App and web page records
- - - - -

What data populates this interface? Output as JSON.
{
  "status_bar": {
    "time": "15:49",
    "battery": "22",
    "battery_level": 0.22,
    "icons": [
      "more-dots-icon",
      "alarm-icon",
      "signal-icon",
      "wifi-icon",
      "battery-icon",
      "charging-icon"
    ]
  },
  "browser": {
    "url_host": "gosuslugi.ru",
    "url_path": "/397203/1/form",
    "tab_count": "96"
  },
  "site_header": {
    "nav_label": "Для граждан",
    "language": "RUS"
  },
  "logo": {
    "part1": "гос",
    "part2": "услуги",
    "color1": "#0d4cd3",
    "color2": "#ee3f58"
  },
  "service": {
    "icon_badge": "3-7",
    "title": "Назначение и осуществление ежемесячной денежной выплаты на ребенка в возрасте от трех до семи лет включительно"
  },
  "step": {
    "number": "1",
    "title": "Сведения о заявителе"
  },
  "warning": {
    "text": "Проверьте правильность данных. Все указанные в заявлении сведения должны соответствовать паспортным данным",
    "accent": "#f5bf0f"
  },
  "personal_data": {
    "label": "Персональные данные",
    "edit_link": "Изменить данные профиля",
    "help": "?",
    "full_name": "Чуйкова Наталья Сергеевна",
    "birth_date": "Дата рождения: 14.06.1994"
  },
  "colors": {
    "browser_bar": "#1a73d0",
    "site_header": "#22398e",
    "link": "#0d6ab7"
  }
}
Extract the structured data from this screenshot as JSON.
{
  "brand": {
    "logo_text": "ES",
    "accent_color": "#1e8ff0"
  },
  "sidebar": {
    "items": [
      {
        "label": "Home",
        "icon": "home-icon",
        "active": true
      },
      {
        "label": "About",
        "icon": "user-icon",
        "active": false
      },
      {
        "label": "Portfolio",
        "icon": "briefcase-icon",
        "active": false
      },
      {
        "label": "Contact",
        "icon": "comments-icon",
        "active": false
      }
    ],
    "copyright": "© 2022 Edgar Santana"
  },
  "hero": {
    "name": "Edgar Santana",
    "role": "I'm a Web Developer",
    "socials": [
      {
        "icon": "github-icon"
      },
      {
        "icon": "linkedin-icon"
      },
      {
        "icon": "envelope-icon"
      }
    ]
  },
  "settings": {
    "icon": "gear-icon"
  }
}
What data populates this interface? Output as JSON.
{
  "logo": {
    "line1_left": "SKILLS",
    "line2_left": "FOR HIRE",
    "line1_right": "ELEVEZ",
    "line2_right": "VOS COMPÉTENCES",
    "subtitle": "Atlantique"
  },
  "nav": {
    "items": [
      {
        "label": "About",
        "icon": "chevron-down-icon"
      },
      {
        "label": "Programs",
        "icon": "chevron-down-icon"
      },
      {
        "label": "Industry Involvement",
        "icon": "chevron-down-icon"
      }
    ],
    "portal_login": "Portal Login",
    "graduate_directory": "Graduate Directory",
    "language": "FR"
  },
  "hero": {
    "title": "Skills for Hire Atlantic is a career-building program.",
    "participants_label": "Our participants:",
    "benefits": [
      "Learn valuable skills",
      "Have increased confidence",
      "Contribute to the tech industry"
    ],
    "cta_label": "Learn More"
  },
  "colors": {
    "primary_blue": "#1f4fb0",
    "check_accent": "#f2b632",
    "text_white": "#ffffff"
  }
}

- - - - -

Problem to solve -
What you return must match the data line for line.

Reply -
What data populates this interface? Output as JSON.
{
  "status_bar": {
    "time": "15:49",
    "battery": "22",
    "battery_level": 0.22,
    "icons": [
      "more-dots-icon",
      "alarm-icon",
      "signal-icon",
      "wifi-icon",
      "battery-icon",
      "charging-icon"
    ]
  },
  "browser": {
    "url_host": "gosuslugi.ru",
    "url_path": "/397203/1/form",
    "tab_count": "96"
  },
  "site_header": {
    "nav_label": "Для граждан",
    "language": "RUS"
  },
  "logo": {
    "part1": "гос",
    "part2": "услуги",
    "color1": "#0d4cd3",
    "color2": "#ee3f58"
  },
  "service": {
    "icon_badge": "3-7",
    "title": "Назначение и осуществление ежемесячной денежной выплаты на ребенка в возрасте от трех до семи лет включительно"
  },
  "step": {
    "number": "1",
    "title": "Сведения о заявителе"
  },
  "warning": {
    "text": "Проверьте правильность данных. Все указанные в заявлении сведения должны соответствовать паспортным данным",
    "accent": "#f5bf0f"
  },
  "personal_data": {
    "label": "Персональные данные",
    "edit_link": "Изменить данные профиля",
    "help": "?",
    "full_name": "Чуйкова Наталья Сергеевна",
    "birth_date": "Дата рождения: 14.06.1994"
  },
  "colors": {
    "browser_bar": "#1a73d0",
    "site_header": "#22398e",
    "link": "#0d6ab7"
  }
}
Extract the structured data from this screenshot as JSON.
{
  "brand": {
    "logo_text": "ES",
    "accent_color": "#1e8ff0"
  },
  "sidebar": {
    "items": [
      {
        "label": "Home",
        "icon": "home-icon",
        "active": true
      },
      {
        "label": "About",
        "icon": "user-icon",
        "active": false
      },
      {
        "label": "Portfolio",
        "icon": "briefcase-icon",
        "active": false
      },
      {
        "label": "Contact",
        "icon": "comments-icon",
        "active": false
      }
    ],
    "copyright": "© 2022 Edgar Santana"
  },
  "hero": {
    "name": "Edgar Santana",
    "role": "I'm a Web Developer",
    "socials": [
      {
        "icon": "github-icon"
      },
      {
        "icon": "linkedin-icon"
      },
      {
        "icon": "envelope-icon"
      }
    ]
  },
  "settings": {
    "icon": "gear-icon"
  }
}
What data populates this interface? Output as JSON.
{
  "logo": {
    "line1_left": "SKILLS",
    "line2_left": "FOR HIRE",
    "line1_right": "ELEVEZ",
    "line2_right": "VOS COMPÉTENCES",
    "subtitle": "Atlantique"
  },
  "nav": {
    "items": [
      {
        "label": "About",
        "icon": "chevron-down-icon"
      },
      {
        "label": "Programs",
        "icon": "chevron-down-icon"
      },
      {
        "label": "Industry Involvement",
        "icon": "chevron-down-icon"
      }
    ],
    "portal_login": "Portal Login",
    "graduate_directory": "Graduate Directory",
    "language": "FR"
  },
  "hero": {
    "title": "Skills for Hire Atlantic is a career-building program.",
    "participants_label": "Our participants:",
    "benefits": [
      "Learn valuable skills",
      "Have increased confidence",
      "Contribute to the tech industry"
    ],
    "cta_label": "Learn More"
  },
  "colors": {
    "primary_blue": "#1f4fb0",
    "check_accent": "#f2b632",
    "text_white": "#ffffff"
  }
}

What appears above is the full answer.